This may be a mindset change for many stakeholders. Users and owners focus on what the system should do, rather than what it should not do. And they have misconceptions about the impact of security on usability or functionality.

But [insert name here] is not a security expert

In many companies, it is the job of the business analyst to identify the requirements. But what if the business analyst has very little knowledge about security?

Read fact #1 above. Everyone involved in the development process gets some training in security.

Not everyone needs the same depth of technical training. Your business analyst doesn't need to compare different types of encryption. But everyone needs a foundation. That will create awareness and a shared vocabulary - which will improve communication.

Identify the security requirements

The first step is to identify the legal and industry requirements. In South Africa, think about POPI requirements. If you service the European market, remember GDPR. And there is similar legislation for North America and most countries.

Then consider requirements based on previous incidents and known threats.

Secure requirements analysis, like design, should follow the CIA triad. No, that's not about spies and James Bond. The CIA model focuses on Confidentiality, Integrity, and Availability.

And, of course, any software development project should specify performance criteria. So you should define the minimum acceptable levels of security quality.

Over time, you will develop security standards and policies specific to your systems. These will become part of all your requirements.

Useful reference

Here are two very useful references:

Read the next post in this series: Building Better Security - Part 3: Secure Design.

Leave a Comment

Your email address will not be published. Required fields are marked *

Thank You

We're Excited!

Thank you for completing the form. We're excited that you have chosen to contact us about training. We will process the information as soon as we can, and we will do our best to contact you within 1 working day. (Please note that our offices are closed over weekends and public holidays.)

Don't Worry

Our privacy policy ensures your data is safe: Incus Data does not sell or otherwise distribute email addresses. We will not divulge your personal information to anyone unless specifically authorised by you.

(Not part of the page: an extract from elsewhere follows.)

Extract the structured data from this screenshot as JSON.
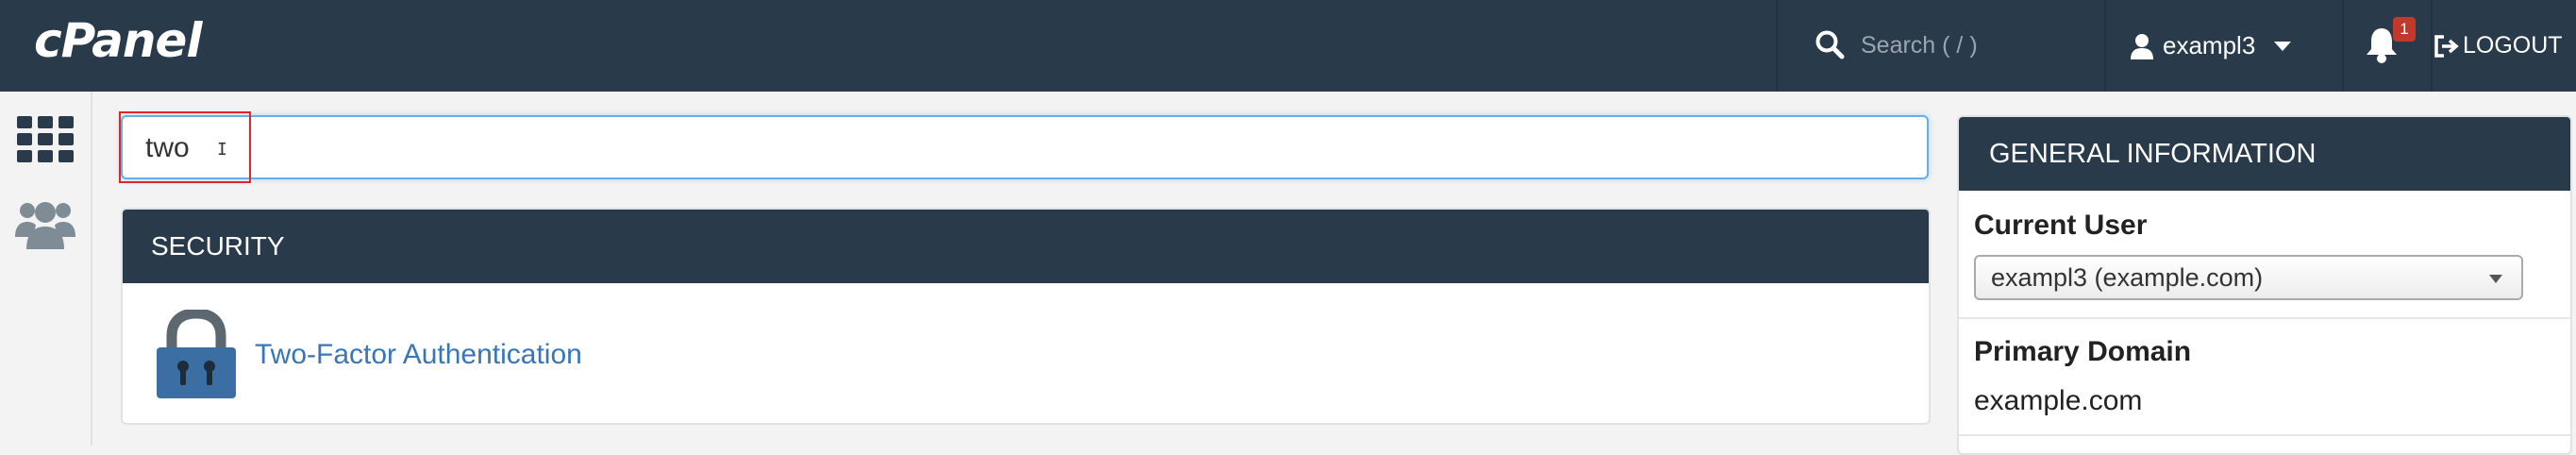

If you need any further information, please contact us on tel: (27) 12-666-2020 or email

How can we help you?

Let us contact you about your training requirements. Just fill in a few details, and we’ll get right back to you.